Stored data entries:
┄┄┄┄┄┄┄┄┄┄┄┄┄┄┄┄┄┄┄┄

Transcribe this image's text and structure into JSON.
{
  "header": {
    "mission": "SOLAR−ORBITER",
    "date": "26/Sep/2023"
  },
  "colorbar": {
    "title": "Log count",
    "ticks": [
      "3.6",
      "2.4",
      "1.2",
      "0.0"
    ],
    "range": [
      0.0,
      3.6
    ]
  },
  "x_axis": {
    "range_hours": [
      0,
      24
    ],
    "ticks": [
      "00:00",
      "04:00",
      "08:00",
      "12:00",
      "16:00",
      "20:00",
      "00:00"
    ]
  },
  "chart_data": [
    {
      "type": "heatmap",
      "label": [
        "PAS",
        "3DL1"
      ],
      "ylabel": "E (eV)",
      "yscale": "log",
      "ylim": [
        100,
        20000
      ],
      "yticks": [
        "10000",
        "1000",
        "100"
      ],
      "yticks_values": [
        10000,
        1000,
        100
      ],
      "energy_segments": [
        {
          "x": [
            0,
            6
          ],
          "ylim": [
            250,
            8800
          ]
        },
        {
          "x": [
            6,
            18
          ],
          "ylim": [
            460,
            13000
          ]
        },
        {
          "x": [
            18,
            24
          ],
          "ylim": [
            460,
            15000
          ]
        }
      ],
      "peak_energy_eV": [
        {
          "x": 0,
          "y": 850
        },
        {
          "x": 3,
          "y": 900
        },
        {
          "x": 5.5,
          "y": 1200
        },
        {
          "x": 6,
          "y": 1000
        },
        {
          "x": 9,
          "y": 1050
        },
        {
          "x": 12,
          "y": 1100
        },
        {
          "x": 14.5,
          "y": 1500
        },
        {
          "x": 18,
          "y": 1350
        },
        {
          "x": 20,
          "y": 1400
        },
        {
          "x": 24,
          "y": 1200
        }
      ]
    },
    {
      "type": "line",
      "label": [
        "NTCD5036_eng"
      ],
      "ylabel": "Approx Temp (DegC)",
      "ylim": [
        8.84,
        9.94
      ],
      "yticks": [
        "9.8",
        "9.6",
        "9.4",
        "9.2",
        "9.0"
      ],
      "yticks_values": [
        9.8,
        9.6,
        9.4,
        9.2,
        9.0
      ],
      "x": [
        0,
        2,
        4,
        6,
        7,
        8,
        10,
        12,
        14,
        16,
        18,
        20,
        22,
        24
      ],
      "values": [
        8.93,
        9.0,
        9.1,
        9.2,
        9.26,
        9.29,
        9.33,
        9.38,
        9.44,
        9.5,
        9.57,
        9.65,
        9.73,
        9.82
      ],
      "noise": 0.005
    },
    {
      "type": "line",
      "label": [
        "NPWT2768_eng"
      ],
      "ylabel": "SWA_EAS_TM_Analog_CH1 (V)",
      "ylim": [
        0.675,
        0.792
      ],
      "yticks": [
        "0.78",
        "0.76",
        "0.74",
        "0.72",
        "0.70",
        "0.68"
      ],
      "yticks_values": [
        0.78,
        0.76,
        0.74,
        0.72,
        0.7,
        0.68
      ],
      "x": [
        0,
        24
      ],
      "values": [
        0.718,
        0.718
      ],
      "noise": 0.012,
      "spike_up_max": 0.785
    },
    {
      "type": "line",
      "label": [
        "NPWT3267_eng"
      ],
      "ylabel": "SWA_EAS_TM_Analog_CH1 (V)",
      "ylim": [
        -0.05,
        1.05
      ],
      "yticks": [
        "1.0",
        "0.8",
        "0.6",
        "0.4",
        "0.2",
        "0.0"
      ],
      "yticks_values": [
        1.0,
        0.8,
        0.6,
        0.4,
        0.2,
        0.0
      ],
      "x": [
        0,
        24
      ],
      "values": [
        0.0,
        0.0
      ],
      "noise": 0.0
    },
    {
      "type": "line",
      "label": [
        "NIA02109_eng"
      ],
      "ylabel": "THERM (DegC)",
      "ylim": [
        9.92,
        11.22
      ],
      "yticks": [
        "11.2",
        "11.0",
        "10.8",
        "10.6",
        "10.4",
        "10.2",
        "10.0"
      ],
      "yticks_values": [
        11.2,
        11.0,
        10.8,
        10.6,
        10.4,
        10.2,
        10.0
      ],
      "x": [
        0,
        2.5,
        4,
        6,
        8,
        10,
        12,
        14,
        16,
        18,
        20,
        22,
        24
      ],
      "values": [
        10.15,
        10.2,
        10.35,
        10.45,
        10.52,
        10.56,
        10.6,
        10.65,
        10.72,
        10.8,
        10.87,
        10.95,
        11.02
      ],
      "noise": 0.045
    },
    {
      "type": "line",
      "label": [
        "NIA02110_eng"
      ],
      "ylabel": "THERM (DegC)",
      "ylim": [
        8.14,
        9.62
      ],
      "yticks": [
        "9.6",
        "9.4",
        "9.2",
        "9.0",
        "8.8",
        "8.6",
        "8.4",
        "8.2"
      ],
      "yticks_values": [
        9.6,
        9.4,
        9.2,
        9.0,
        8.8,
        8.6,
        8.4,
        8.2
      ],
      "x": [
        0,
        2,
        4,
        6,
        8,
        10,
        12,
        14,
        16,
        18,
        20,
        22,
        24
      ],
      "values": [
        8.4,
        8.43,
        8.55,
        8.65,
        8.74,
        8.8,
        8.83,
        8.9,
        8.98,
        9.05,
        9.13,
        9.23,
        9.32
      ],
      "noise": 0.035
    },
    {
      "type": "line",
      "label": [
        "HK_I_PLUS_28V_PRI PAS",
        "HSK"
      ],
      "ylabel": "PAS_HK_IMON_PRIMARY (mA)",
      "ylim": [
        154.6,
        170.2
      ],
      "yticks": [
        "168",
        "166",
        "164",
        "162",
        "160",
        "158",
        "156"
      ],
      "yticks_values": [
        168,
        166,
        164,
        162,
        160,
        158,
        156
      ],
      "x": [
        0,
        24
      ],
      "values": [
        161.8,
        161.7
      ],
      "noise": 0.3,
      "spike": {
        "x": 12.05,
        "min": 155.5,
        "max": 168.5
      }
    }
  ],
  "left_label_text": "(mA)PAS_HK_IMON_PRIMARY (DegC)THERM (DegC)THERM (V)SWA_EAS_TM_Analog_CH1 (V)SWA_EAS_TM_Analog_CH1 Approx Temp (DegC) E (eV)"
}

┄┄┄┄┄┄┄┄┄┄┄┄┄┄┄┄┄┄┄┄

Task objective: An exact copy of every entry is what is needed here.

Your response:
Transcribe this image's text and structure into JSON.
{
  "header": {
    "mission": "SOLAR−ORBITER",
    "date": "26/Sep/2023"
  },
  "colorbar": {
    "title": "Log count",
    "ticks": [
      "3.6",
      "2.4",
      "1.2",
      "0.0"
    ],
    "range": [
      0.0,
      3.6
    ]
  },
  "x_axis": {
    "range_hours": [
      0,
      24
    ],
    "ticks": [
      "00:00",
      "04:00",
      "08:00",
      "12:00",
      "16:00",
      "20:00",
      "00:00"
    ]
  },
  "chart_data": [
    {
      "type": "heatmap",
      "label": [
        "PAS",
        "3DL1"
      ],
      "ylabel": "E (eV)",
      "yscale": "log",
      "ylim": [
        100,
        20000
      ],
      "yticks": [
        "10000",
        "1000",
        "100"
      ],
      "yticks_values": [
        10000,
        1000,
        100
      ],
      "energy_segments": [
        {
          "x": [
            0,
            6
          ],
          "ylim": [
            250,
            8800
          ]
        },
        {
          "x": [
            6,
            18
          ],
          "ylim": [
            460,
            13000
          ]
        },
        {
          "x": [
            18,
            24
          ],
          "ylim": [
            460,
            15000
          ]
        }
      ],
      "peak_energy_eV": [
        {
          "x": 0,
          "y": 850
        },
        {
          "x": 3,
          "y": 900
        },
        {
          "x": 5.5,
          "y": 1200
        },
        {
          "x": 6,
          "y": 1000
        },
        {
          "x": 9,
          "y": 1050
        },
        {
          "x": 12,
          "y": 1100
        },
        {
          "x": 14.5,
          "y": 1500
        },
        {
          "x": 18,
          "y": 1350
        },
        {
          "x": 20,
          "y": 1400
        },
        {
          "x": 24,
          "y": 1200
        }
      ]
    },
    {
      "type": "line",
      "label": [
        "NTCD5036_eng"
      ],
      "ylabel": "Approx Temp (DegC)",
      "ylim": [
        8.84,
        9.94
      ],
      "yticks": [
        "9.8",
        "9.6",
        "9.4",
        "9.2",
        "9.0"
      ],
      "yticks_values": [
        9.8,
        9.6,
        9.4,
        9.2,
        9.0
      ],
      "x": [
        0,
        2,
        4,
        6,
        7,
        8,
        10,
        12,
        14,
        16,
        18,
        20,
        22,
        24
      ],
      "values": [
        8.93,
        9.0,
        9.1,
        9.2,
        9.26,
        9.29,
        9.33,
        9.38,
        9.44,
        9.5,
        9.57,
        9.65,
        9.73,
        9.82
      ],
      "noise": 0.005
    },
    {
      "type": "line",
      "label": [
        "NPWT2768_eng"
      ],
      "ylabel": "SWA_EAS_TM_Analog_CH1 (V)",
      "ylim": [
        0.675,
        0.792
      ],
      "yticks": [
        "0.78",
        "0.76",
        "0.74",
        "0.72",
        "0.70",
        "0.68"
      ],
      "yticks_values": [
        0.78,
        0.76,
        0.74,
        0.72,
        0.7,
        0.68
      ],
      "x": [
        0,
        24
      ],
      "values": [
        0.718,
        0.718
      ],
      "noise": 0.012,
      "spike_up_max": 0.785
    },
    {
      "type": "line",
      "label": [
        "NPWT3267_eng"
      ],
      "ylabel": "SWA_EAS_TM_Analog_CH1 (V)",
      "ylim": [
        -0.05,
        1.05
      ],
      "yticks": [
        "1.0",
        "0.8",
        "0.6",
        "0.4",
        "0.2",
        "0.0"
      ],
      "yticks_values": [
        1.0,
        0.8,
        0.6,
        0.4,
        0.2,
        0.0
      ],
      "x": [
        0,
        24
      ],
      "values": [
        0.0,
        0.0
      ],
      "noise": 0.0
    },
    {
      "type": "line",
      "label": [
        "NIA02109_eng"
      ],
      "ylabel": "THERM (DegC)",
      "ylim": [
        9.92,
        11.22
      ],
      "yticks": [
        "11.2",
        "11.0",
        "10.8",
        "10.6",
        "10.4",
        "10.2",
        "10.0"
      ],
      "yticks_values": [
        11.2,
        11.0,
        10.8,
        10.6,
        10.4,
        10.2,
        10.0
      ],
      "x": [
        0,
        2.5,
        4,
        6,
        8,
        10,
        12,
        14,
        16,
        18,
        20,
        22,
        24
      ],
      "values": [
        10.15,
        10.2,
        10.35,
        10.45,
        10.52,
        10.56,
        10.6,
        10.65,
        10.72,
        10.8,
        10.87,
        10.95,
        11.02
      ],
      "noise": 0.045
    },
    {
      "type": "line",
      "label": [
        "NIA02110_eng"
      ],
      "ylabel": "THERM (DegC)",
      "ylim": [
        8.14,
        9.62
      ],
      "yticks": [
        "9.6",
        "9.4",
        "9.2",
        "9.0",
        "8.8",
        "8.6",
        "8.4",
        "8.2"
      ],
      "yticks_values": [
        9.6,
        9.4,
        9.2,
        9.0,
        8.8,
        8.6,
        8.4,
        8.2
      ],
      "x": [
        0,
        2,
        4,
        6,
        8,
        10,
        12,
        14,
        16,
        18,
        20,
        22,
        24
      ],
      "values": [
        8.4,
        8.43,
        8.55,
        8.65,
        8.74,
        8.8,
        8.83,
        8.9,
        8.98,
        9.05,
        9.13,
        9.23,
        9.32
      ],
      "noise": 0.035
    },
    {
      "type": "line",
      "label": [
        "HK_I_PLUS_28V_PRI PAS",
        "HSK"
      ],
      "ylabel": "PAS_HK_IMON_PRIMARY (mA)",
      "ylim": [
        154.6,
        170.2
      ],
      "yticks": [
        "168",
        "166",
        "164",
        "162",
        "160",
        "158",
        "156"
      ],
      "yticks_values": [
        168,
        166,
        164,
        162,
        160,
        158,
        156
      ],
      "x": [
        0,
        24
      ],
      "values": [
        161.8,
        161.7
      ],
      "noise": 0.3,
      "spike": {
        "x": 12.05,
        "min": 155.5,
        "max": 168.5
      }
    }
  ],
  "left_label_text": "(mA)PAS_HK_IMON_PRIMARY (DegC)THERM (DegC)THERM (V)SWA_EAS_TM_Analog_CH1 (V)SWA_EAS_TM_Analog_CH1 Approx Temp (DegC) E (eV)"
}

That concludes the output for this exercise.